1. Human sexuality is diverse.
Rigid beliefs on sex and gender put people in boxes (or closets), but these beliefs do not reflect realities on human sexuality, especially how gender roles and expressions, sexual attraction, and sexual behavior influence how a person views or lives his or her own sexuality. These notions favor male-female distinctions and are biased against those who do not fit existing stereotypes on sex and gender.
However, diversity is a natural characteristic of human sexuality: in reality, sexual attraction can and do happen between people of the same or opposite genders, and we do not always fit in gender roles and identities expected of us.
2. Sex is simply the marker recorded in our birth certificates.
It is the biological difference that distinguishes people as manifested by a combination of anatomical (our internal reproductive organs and our genitals), genetic, and hormonal distinctions, as well as other sexual characteristics.
The term is problematic when used to essentialize sex as the totality of one’s sexuality. For instance, for intersex persons, or individuals whose sexual anatomy does not conform with the above definition, this could expose them to stigma, forced surgery, and other possible human rights abuses.
Many prefer to use the term “assigned sex” to contextualize that in many instances, one’s sex is often imposed by a society to an individual.
Tell us what you think.
3. Gender identity refers to one’s inner sense of self of being a girl/woman, boy/man, other genders, all, or neither.
Our gender identity is not determined by our assigned sex. While the common assumption is that our assigned sex and our gender identity are the same (male = boy/man, female = girl/woman), sex and gender are two distinct categories. Sex is the body or container, while gender is the content or matter that fills the container.
A person whose lived experiences do not match their assigned sex assigned is known as a transgender person or gender diverse person.
A person whose assigned sex is male and identifies as a woman is a transgender woman or transwoman. A person whose assigned sex is female and identifies as a man is a transgender man or transman.

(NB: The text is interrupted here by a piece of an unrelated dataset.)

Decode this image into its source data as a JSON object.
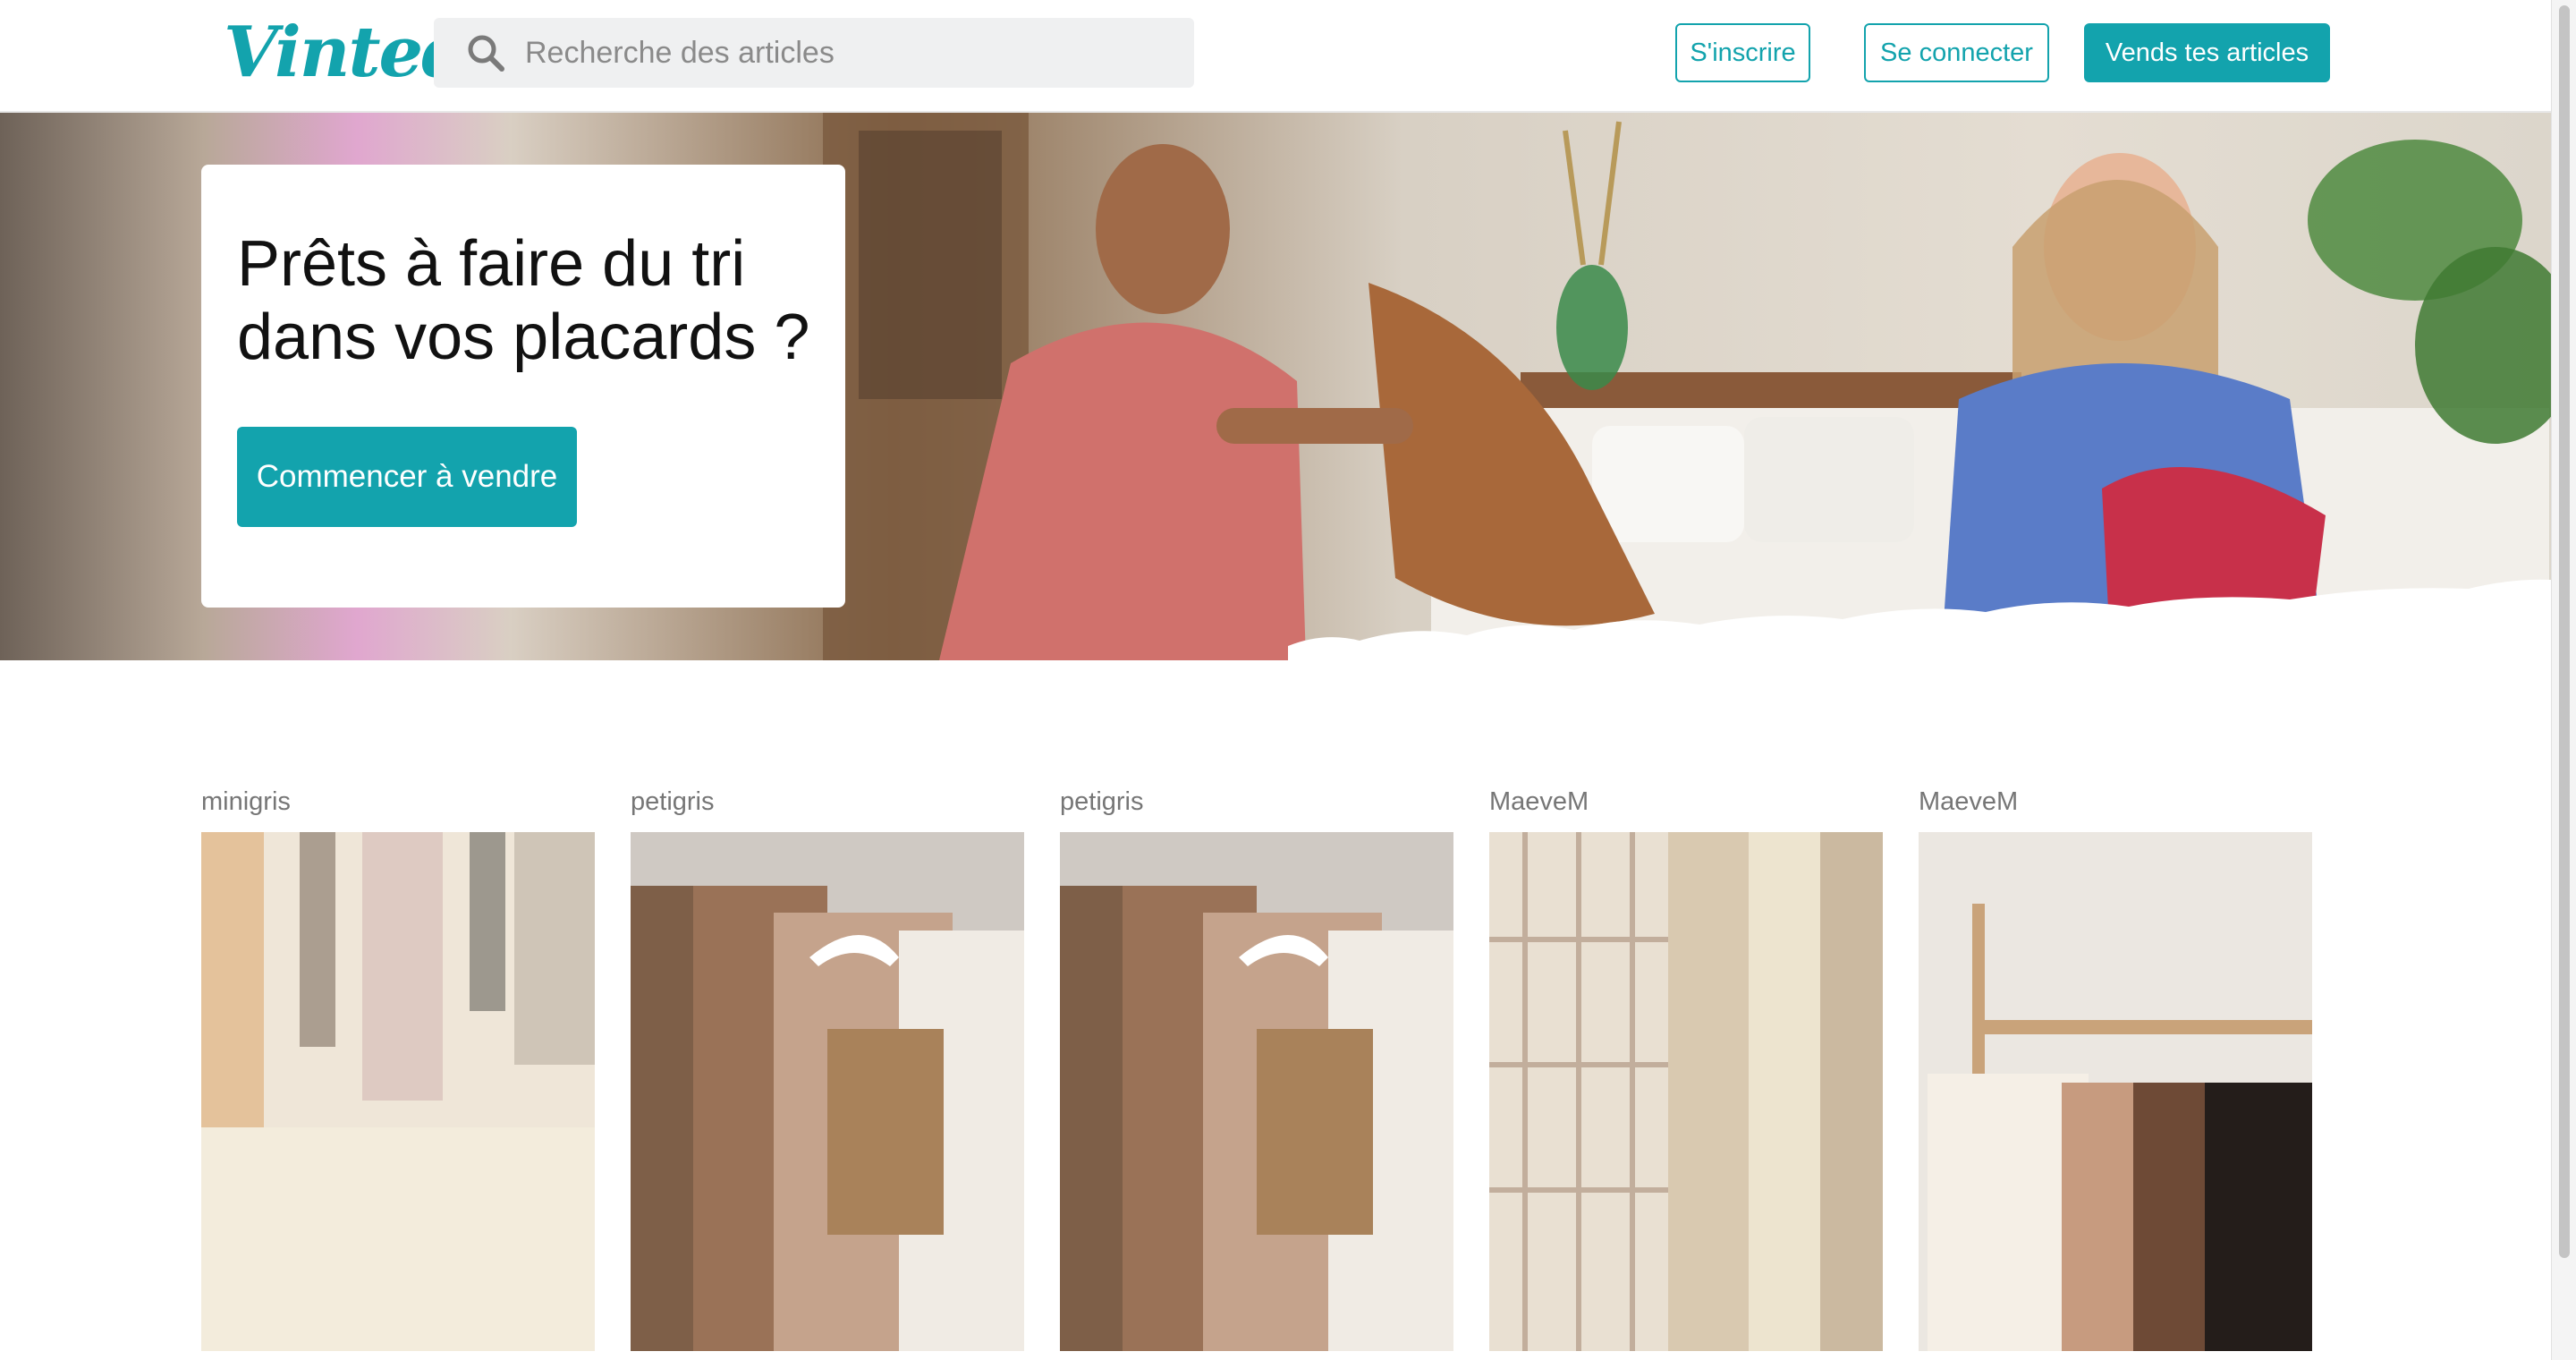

A person whose gender identity matches his or her assigned sex is considered cisgendered, while a person who relates to neither, all or a combination of genders is known as gender fluid, gender queer or other categories.
4. Gender expression refers to how an individual expresses his or her sense of self.
Our gender expression is influenced by our assigned sex, our sexual orientation, and/or gender identity, and it may or may not reflect a society’s expectations. So if sex is the “container” and gender is the “content”, gender expression is the container’s decorations.
5. Sexual orientation refers to romantic and/or sexual attraction to men, women, both, or neither.
A person can be attracted to people of the opposite gender (“heterosexual”), to people of the same gender (“homosexual”, “gay” for male-to-male, or “lesbian” for female-to-female), or to both genders (“bisexual”). One can also be “asexual” (no sexual attraction to anyone) or “pansexual” (sexual or romantic attraction is not limited to any particular sex or gender identity).
By the time you are washing dishes, your grandmother would either be too stunned to react or too confused she is asking more questions. That’s alright. Expect this to be a continuing conversation. Use your personal experiences (and your grandmother’s personal experiences) to explain SOGIE. The point is, keep calm and educate.